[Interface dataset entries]
::::

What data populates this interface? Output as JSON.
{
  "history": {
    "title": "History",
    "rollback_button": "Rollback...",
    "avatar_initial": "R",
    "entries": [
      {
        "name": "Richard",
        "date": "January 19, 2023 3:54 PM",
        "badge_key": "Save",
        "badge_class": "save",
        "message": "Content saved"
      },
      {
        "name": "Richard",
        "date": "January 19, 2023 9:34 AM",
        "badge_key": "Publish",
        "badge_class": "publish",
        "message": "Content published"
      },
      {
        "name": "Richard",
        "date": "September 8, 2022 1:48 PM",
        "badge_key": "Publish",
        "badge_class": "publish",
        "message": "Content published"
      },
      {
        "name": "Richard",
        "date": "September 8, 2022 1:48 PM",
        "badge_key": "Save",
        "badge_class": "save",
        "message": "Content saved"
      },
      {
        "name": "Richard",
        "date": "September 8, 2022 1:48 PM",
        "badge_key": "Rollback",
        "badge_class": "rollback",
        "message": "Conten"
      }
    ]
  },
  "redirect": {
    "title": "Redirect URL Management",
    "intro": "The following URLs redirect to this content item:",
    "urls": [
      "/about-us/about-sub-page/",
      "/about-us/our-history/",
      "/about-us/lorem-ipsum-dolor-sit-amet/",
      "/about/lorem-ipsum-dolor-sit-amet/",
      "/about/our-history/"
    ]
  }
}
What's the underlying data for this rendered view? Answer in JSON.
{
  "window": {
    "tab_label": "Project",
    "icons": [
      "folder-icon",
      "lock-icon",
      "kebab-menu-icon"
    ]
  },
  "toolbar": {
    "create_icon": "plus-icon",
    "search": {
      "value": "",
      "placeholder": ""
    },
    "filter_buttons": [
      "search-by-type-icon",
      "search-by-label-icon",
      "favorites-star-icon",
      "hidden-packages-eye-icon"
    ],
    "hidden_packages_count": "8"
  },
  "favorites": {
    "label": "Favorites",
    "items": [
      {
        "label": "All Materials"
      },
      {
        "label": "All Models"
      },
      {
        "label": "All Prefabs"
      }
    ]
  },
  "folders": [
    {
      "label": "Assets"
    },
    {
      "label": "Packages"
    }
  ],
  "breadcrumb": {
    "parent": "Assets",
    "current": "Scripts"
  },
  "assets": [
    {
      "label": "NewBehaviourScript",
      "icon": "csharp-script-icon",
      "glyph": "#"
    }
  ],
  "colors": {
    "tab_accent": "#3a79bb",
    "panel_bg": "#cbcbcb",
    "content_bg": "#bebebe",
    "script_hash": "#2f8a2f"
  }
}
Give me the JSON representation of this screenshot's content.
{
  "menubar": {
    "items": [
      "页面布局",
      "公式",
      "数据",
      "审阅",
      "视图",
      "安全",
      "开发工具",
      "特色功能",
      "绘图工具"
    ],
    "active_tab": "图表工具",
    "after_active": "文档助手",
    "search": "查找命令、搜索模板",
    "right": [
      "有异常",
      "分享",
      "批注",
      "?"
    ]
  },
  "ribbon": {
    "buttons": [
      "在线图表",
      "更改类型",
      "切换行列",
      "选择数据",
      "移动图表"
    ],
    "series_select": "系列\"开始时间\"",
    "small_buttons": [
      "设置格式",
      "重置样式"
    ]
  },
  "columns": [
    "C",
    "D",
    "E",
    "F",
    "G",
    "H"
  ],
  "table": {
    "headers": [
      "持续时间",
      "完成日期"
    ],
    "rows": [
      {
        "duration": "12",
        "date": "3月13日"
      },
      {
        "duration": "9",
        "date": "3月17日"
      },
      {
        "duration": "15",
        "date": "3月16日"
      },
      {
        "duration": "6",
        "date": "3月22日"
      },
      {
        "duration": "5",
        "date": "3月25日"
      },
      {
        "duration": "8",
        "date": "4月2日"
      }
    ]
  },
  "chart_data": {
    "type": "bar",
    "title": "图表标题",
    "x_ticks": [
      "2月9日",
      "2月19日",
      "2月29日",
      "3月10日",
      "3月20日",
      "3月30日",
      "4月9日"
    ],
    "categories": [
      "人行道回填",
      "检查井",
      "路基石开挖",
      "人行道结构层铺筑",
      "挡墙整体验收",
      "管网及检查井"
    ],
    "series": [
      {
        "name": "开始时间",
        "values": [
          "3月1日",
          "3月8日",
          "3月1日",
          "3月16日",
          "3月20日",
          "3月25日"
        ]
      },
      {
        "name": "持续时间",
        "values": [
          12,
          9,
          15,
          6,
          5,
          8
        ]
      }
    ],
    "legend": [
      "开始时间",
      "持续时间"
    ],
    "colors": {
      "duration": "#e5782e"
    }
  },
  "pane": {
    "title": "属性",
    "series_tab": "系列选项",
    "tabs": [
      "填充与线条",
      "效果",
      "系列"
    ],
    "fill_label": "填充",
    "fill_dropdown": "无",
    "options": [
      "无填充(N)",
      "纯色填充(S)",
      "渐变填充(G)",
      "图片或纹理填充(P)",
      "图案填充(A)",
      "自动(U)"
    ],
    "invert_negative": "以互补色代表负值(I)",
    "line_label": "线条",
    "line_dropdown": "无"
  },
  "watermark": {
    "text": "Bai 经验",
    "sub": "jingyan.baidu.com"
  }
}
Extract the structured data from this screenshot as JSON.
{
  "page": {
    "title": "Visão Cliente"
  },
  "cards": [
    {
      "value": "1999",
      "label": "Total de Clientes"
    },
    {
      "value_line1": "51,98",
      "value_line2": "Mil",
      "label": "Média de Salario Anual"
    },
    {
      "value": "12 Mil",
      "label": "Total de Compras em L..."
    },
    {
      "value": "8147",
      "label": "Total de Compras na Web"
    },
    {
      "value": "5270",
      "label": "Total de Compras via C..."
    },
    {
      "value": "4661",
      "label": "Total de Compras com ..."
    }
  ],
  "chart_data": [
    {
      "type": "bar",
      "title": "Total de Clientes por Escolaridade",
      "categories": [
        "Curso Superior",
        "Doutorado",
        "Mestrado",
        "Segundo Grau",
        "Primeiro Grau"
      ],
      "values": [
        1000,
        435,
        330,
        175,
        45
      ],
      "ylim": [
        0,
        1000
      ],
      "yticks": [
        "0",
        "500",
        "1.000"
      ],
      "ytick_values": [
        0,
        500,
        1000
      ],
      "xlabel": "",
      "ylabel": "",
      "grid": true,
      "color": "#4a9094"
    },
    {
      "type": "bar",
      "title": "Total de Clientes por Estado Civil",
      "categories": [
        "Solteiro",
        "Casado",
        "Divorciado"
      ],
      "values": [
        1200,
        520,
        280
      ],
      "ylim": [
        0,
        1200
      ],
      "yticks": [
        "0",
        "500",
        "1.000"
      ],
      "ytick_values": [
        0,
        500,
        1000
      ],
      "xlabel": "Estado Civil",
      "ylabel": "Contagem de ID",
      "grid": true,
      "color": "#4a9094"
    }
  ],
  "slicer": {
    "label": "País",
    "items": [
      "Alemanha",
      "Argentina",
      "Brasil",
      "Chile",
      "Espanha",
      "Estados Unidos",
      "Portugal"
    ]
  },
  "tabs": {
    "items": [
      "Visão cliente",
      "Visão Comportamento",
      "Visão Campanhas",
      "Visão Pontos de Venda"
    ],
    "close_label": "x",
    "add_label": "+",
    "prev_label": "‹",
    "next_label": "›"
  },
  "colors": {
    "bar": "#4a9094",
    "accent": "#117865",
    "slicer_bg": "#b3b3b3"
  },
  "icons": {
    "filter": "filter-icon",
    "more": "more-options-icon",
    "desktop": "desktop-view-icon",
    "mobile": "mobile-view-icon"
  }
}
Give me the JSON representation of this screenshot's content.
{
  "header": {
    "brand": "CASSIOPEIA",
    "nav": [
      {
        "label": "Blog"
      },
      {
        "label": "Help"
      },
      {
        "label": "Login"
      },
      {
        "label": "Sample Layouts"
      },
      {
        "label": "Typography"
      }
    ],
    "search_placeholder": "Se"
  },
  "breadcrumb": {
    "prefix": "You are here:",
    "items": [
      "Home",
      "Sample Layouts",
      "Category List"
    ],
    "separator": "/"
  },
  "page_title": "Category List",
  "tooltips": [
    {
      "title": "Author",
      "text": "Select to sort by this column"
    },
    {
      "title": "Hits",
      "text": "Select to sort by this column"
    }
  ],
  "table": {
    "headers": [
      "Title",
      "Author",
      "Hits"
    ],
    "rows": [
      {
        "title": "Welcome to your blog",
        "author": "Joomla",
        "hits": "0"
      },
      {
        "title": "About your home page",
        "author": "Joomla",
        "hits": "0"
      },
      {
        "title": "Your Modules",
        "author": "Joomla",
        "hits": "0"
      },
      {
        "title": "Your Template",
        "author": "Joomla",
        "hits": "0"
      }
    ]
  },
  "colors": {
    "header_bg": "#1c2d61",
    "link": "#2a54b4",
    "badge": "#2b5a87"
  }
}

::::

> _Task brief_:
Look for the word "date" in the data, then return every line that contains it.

> _Expected answer_:
        "date": "January 19, 2023 3:54 PM",
        "date": "January 19, 2023 9:34 AM",
        "date": "September 8, 2022 1:48 PM",
        "date": "September 8, 2022 1:48 PM",
        "date": "September 8, 2022 1:48 PM",
        "date": "3月13日"
        "date": "3月17日"
        "date": "3月16日"
        "date": "3月22日"
        "date": "3月25日"
        "date": "4月2日"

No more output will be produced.